→ TASK DESCRIPTION: Please copy out the lines in the entries that contain "love".
☆ ☆ ☆ ☆ ☆
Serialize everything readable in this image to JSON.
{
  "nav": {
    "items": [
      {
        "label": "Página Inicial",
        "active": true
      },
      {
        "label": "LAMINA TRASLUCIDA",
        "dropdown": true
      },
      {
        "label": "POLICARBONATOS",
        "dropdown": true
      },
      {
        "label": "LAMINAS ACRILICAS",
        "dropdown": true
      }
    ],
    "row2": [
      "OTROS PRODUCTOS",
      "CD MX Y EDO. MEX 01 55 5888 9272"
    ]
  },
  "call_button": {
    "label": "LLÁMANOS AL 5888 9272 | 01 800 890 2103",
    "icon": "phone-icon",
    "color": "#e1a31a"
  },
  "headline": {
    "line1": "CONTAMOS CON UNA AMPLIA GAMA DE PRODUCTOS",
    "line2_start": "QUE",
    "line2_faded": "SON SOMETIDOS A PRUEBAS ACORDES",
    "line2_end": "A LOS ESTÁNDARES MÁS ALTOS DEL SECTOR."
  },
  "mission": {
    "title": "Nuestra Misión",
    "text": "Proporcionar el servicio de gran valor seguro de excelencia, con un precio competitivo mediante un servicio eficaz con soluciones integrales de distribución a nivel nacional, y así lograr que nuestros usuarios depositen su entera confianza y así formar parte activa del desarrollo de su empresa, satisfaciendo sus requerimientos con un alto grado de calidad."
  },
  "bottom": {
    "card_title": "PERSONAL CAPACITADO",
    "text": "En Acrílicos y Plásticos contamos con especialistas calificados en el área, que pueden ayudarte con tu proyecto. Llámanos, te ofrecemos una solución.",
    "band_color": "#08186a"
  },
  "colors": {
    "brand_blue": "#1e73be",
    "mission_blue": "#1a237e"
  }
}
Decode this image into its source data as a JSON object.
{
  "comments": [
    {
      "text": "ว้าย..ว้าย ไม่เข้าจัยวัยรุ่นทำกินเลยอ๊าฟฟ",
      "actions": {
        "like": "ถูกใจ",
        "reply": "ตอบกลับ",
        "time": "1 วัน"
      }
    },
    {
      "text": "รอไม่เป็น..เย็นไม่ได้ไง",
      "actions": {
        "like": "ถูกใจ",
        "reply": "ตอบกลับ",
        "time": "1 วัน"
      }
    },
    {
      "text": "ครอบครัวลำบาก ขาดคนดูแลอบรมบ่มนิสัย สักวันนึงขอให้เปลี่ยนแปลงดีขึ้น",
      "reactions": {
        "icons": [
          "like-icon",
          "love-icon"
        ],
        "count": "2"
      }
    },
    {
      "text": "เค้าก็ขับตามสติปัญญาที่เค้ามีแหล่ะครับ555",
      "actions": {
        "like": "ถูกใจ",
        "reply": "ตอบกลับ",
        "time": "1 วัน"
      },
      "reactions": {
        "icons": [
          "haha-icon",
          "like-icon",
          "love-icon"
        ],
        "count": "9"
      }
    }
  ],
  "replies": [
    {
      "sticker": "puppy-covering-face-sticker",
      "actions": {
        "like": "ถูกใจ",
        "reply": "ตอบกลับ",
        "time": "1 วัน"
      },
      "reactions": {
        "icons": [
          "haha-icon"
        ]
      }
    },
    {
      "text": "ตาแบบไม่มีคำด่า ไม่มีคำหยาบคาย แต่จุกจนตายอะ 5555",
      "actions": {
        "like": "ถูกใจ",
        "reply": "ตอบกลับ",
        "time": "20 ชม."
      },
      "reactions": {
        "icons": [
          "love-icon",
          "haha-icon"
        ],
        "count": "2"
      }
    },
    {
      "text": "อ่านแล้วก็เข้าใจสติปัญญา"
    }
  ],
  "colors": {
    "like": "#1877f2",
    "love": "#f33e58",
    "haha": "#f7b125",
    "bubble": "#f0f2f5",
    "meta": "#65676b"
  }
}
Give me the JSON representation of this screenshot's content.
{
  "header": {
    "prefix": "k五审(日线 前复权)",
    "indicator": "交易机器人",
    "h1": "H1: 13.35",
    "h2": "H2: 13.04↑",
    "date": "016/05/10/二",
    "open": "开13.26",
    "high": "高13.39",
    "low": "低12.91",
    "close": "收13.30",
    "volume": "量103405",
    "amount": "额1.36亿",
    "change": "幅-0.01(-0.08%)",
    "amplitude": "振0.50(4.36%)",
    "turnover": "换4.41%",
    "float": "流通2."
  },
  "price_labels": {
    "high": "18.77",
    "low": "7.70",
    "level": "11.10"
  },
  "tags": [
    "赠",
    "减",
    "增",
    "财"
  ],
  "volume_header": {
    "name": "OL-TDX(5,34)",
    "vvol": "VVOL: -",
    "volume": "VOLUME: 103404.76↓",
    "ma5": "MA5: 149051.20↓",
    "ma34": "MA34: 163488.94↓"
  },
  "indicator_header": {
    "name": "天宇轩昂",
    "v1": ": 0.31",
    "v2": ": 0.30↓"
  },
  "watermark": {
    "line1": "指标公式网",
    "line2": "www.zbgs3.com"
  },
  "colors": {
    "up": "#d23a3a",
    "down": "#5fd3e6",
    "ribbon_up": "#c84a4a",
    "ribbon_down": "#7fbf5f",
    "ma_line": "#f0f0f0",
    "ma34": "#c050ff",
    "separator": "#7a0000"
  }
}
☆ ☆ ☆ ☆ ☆
→ YOUR RESPONSE:
          "love-icon"
          "love-icon"
          "love-icon",
    "love": "#f33e58",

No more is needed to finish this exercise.